The task → Go through the records and report each line holding the string "title".

[Page and application data records]
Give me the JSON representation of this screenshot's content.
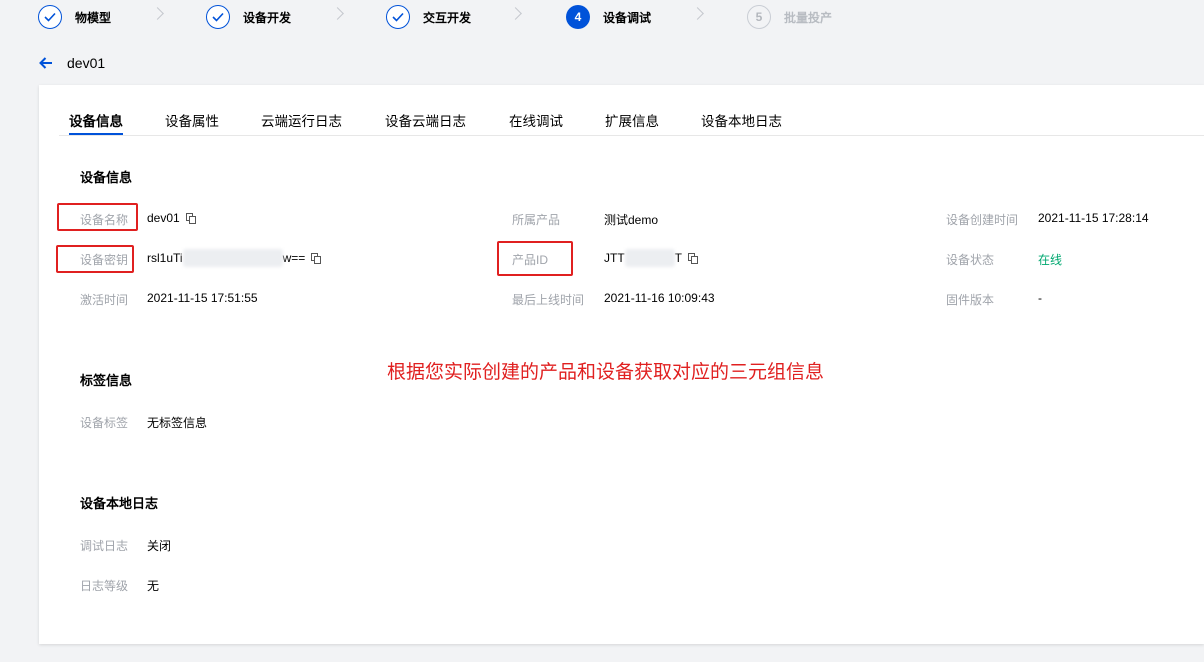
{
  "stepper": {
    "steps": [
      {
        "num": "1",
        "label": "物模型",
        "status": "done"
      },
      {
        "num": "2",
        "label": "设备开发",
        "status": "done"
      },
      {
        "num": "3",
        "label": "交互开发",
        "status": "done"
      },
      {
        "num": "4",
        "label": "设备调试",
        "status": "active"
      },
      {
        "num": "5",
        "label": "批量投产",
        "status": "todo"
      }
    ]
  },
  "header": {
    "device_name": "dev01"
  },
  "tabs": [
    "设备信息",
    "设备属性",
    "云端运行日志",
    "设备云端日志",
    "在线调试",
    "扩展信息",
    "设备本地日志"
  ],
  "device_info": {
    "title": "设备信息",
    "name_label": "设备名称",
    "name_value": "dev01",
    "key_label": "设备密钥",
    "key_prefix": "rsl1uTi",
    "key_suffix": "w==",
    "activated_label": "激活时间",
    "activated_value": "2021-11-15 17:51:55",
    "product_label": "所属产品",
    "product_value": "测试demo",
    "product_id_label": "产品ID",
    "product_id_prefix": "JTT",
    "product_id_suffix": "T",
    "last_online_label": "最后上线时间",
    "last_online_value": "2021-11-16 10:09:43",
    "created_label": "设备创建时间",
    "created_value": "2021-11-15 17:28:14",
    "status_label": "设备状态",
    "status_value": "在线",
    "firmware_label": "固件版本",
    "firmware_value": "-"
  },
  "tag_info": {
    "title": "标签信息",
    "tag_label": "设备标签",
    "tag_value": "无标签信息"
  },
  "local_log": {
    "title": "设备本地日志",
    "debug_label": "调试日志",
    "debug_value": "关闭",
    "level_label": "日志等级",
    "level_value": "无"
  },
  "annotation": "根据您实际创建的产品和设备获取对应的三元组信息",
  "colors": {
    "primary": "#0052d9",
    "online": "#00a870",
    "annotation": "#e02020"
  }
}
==
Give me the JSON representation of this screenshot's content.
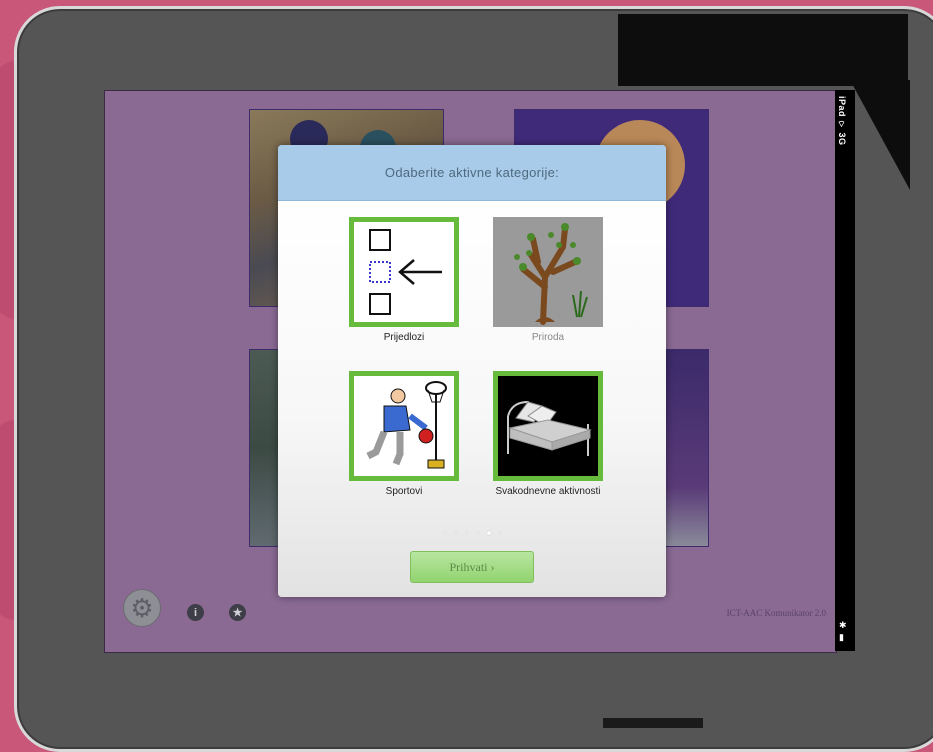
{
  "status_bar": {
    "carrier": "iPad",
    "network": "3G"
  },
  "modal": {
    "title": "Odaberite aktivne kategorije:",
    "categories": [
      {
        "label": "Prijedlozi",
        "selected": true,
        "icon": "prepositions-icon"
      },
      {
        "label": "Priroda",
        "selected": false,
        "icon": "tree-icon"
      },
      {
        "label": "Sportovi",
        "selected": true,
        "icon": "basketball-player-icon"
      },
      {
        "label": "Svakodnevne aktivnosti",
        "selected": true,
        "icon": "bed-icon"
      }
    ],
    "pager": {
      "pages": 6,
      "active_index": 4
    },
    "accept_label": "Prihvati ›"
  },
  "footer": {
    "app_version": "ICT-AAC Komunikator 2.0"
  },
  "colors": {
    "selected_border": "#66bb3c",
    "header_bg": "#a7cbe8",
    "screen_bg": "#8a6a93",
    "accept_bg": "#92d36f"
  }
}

Result for this task →
    "title": "设备信息",
    "title": "标签信息",
    "title": "设备本地日志",
    "title": "Odaberite aktivne kategorije:",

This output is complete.